It’s never too early to plan ahead to protect your financial future, especially when it comes to reducing the effects of Inheritance Tax (IHT). With certain methods in place, and some clever financial planning, you can make sure that your beneficiaries and loved ones benefit from the best possible outcome when you pass on your wealth.
In this article, we’ll explain more about IHT planning and how you can minimise your IHT liabilities.
Inheritance Tax explained
According to financial planning and investment services Close Brothers Asset Management, IHT is a tax on the estate of someone who has passed away. This includes savings, investments, real estate, life insurance pay-outs, and personal possessions. Debts and liabilities are subtracted from the total value of these assets.
For the tax year 2021/2022, the standard IHT rate is 40%, and is charged on the part of your estate that is above the tax-free threshold of £325,000. There’s normally no IHT to pay if you leave everything above the £325,000 threshold to your spouse, civil partner, a charity or a community amateur sports club. However, any tax benefits will depend on your personal tax position, and rules are subject to change.
Writing a will
Your financial plan will depend on your personal situation, therefore it’s worth estimating the value of estate, as your first port of call. This can be part of estate and IHT planning with a financial adviser, or can be done independently using an online IHT calculator.
The next important step to is write a will, within which you can appoint an executor — the person who will be responsible for carrying out your plan in the event of your death, and for paying the IHT to HMRC. An established will can mean that your assets are distributed according to your wishes, and help to avoid unexpected IHT liabilities.
Gifting money during your lifetime
One of the most straightforward ways to reduce the size of your taxable estate is through gifting money whilst you’re alive. Each tax year, you’re able to give away a certain amount, free of IHT, depending on which allowances you use.
For 2021/2022, the Annual Exemption is a total of £3,000 worth of gifts each tax year, which are not added to the value of your estate.

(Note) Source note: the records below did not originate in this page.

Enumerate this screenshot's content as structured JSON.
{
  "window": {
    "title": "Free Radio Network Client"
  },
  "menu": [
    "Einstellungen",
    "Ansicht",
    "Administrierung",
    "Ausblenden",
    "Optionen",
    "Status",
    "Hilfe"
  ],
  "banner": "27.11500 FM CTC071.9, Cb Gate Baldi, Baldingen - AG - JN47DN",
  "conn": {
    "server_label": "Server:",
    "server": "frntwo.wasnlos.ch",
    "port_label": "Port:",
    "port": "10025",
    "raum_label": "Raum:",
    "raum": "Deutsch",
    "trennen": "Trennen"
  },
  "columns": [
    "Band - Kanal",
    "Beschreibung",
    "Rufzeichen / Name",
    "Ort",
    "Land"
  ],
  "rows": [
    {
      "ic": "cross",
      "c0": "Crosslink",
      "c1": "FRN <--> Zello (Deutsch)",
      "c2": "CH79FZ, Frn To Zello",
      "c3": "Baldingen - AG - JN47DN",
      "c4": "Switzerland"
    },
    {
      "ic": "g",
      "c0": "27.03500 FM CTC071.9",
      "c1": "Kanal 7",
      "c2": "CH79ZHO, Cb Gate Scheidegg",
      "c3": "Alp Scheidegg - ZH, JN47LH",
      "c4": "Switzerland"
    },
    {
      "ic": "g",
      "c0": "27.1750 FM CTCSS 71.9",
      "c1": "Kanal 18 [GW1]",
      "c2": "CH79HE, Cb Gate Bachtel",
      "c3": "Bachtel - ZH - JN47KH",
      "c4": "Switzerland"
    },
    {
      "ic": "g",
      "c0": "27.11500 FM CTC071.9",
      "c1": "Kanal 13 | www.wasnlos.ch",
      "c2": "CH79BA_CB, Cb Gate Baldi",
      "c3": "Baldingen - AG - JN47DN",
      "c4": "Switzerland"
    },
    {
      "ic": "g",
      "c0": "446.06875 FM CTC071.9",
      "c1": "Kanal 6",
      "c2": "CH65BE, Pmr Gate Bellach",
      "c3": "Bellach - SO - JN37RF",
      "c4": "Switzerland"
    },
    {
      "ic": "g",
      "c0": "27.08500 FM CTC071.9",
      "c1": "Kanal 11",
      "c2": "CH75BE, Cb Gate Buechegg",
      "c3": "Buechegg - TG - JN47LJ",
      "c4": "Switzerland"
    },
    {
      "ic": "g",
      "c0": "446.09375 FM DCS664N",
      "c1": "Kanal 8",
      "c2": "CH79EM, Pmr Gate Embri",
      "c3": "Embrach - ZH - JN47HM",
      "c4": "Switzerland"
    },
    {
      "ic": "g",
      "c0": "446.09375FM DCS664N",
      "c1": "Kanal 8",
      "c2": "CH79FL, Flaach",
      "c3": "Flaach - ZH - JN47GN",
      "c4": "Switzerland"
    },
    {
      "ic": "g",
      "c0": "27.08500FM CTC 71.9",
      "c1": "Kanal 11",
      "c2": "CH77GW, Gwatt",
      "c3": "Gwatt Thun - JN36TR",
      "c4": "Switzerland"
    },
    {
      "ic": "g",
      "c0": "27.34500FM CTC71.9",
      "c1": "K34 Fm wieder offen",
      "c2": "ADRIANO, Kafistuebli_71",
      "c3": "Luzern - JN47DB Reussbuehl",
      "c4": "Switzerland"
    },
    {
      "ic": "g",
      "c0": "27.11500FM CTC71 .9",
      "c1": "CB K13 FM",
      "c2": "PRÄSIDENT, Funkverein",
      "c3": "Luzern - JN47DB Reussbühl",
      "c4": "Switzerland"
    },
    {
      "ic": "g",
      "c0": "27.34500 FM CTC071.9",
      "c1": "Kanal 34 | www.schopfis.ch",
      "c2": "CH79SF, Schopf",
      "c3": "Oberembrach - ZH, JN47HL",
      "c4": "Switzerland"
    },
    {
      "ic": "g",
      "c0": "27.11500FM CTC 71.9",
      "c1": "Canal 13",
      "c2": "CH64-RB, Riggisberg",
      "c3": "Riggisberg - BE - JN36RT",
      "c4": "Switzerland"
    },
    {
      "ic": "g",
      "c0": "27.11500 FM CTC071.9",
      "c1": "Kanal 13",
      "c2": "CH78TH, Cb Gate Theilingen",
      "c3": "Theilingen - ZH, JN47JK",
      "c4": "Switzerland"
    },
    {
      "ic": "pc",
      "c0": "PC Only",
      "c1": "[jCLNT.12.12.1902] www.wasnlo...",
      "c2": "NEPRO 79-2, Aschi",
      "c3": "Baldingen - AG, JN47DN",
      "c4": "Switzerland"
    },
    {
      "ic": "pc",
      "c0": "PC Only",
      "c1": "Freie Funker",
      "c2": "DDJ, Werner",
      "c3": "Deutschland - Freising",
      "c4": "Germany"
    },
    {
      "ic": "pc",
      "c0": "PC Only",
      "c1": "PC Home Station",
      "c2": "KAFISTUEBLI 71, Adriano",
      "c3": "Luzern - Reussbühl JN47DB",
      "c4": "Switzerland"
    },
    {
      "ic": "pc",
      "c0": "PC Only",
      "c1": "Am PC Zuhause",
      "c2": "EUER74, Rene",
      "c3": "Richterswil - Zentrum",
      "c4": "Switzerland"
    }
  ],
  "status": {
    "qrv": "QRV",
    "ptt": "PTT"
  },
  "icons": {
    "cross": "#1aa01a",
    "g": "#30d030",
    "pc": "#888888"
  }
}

This can be gifted to one person, or split between several people. There’s also no IHT to pay on gifts between spouses or civil partners, as long as they live in the UK on a permanent basis.
Donating to charity
Any money left to charity does not count towards your taxable estate, therefore can potentially reduce its value below the tax-free threshold, and help reduce your IHT bill.
Plus, if you leave 10% or more of the net value of your estate to charity in your will, the IHT rate can be reduced from 40% to 36% on some assets.
Setting up a trust can also be an effective way to reduce your IHT, and one option to consider is a Discounted Gift Trust (DGT). A DGT acts as financial planning tool, allowing you to invest a sum of money in order to reduce the IHT you’ll pay, whilst providing an income of regular payments.
Due to the nature of DGT, it can reduce potential IHT liability and allow for a lump sum to be passed on to your beneficiaries.
Establishing a trust, and understanding the rules surrounding them, can be complex. When considering this option, it’s best to consult a financial adviser, to ensure that it’s a suitable approach for your personal circumstances.
Using your pension
Lastly, making the most of a defined contribution pension can be another way to reduce your IHT bill. This is because your pension is not included in your taxable estate, and on most occasions, is free of IHT. However, depending on the age you are when you pass away, your beneficiaries may be subject to pay income tax on the money they inherit from your pension.
It’s also worth noting that your pension is not usually covered by your will, and so as part of your plan, you will need to inform your pension provider of your nominated beneficiaries.
Again, consulting with a pension or financial expert can ensure you’re using a pension wrapper correctly, and can pass on your savings to future generations in the most effective way.